Another common bug with the switch statement is not having a default block when a case does not cover all possibilities. The result of not having a default is essentially a default that does nothing which may be what you want. It could also be an indication that you expect only the values in the case to exist. Having a default that reports an error if it is reached is recommended in this situation.

Saturday, March 31, 2018

3.3 The IF statement

One reason for having a scripting language is to be able to control the flow of a movie. Controlling something requires making decisions. This is what the if statement does. The if statement uses the following format:

if (condition)
     statement_to_perform_if_condition_is_true
else
     statement_to_perform_if_condition_is_false

The else part of the if statement is optional. If you wish to have more than one statement after the if or the else, you should place the block of statements into a pair of curly braces {}. Curly braces indicate a block of code so can be used anywhere that a single statement is expected in order to run a block of statements.  Here is an example.

 if (x == 1)  {   
     console.log("x is assigned a value of 1");
     y = 23;
}

The condition is simply a mathematical condition, but two equal signs are used together to indicate equals while a != combination is used for not equal. The greater than and less than symbols (<, <=, >, >=) can also be used. Be careful not to use a single equals in a condition as this will assign that value to the variable which can lead to hard to track bugs. Many languages, such as Pascal, use equals for equality and use something else (:= in Pascal) for assignment.

Conditions can be combined to form more complex conditions. This is done by placing each condition in it's own set of brackets and then placing an and (&&) or an or (||) symbol between them.
The and (&&) operation means that both conditions must be true if the condition is to be true. If either or both conditions are false then the condition is false. For example, to make sure a player is in the bounds of a 100x100 square they must be within all four sides. We may have the following code to check this:

if   (
(playerX >= 0) &&
(playerX < 100) &&
(playerY >= 0) &&
(playerY < 100)
)
     console.log("Player is within the bounds");

Note that the range for the square is 0 through 99 inclusive. This is a programmer thing that makes a lot of sense once you start doing a lot of programming but can be confusing for non-programmers. This makes even more sense when you do machine language programming. If you are interested in machine language, you can learn about it from my HomeBrewGameJam blog where I am writing a 6502 emulator for use in an Atari 2600 emulator and later a NES emulator.

The or (||) operation just requires that one of the conditions is true, though both conditions being true is also acceptable. For example, to check if something is not within the bounds of a square we can check to see if any of the bounds have been violated with the following code:

if   (
(playerX < 0) ||
(playerX >= 100) ||
(playerY < 0) ||
(playerY >= 100)
)
     console.log("Player is outside of the bounds");

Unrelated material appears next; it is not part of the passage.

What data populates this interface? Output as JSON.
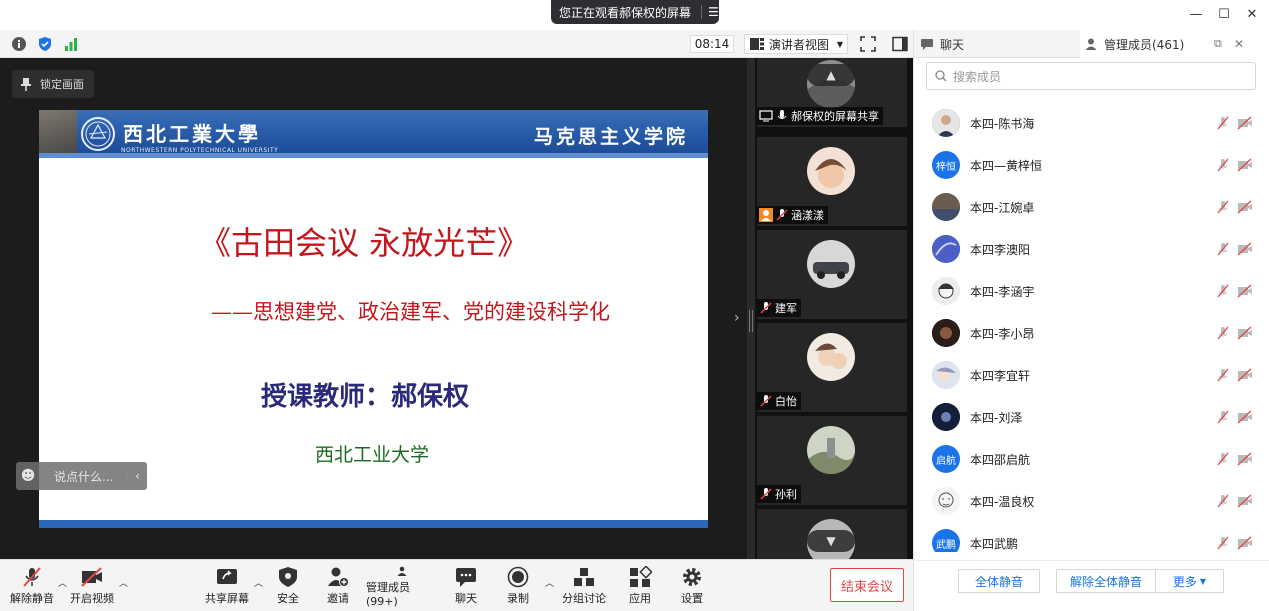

It is also possible to assign a condition result to a Boolean variable which can be useful if you have to check the results of some condition multiple times. To demonstrate this, the inside box check could be written as follows:

if   (
(playerX >= 0) &&
(playerX < 100) &&
(playerY >= 0) &&
(playerY < 100)
)
     console.log("Player is within the bounds");
if (inBox)
     console.log("Player is within the bounds");

The statement or block that follows an if statement can itself contain if statements. This is known as nested if statements.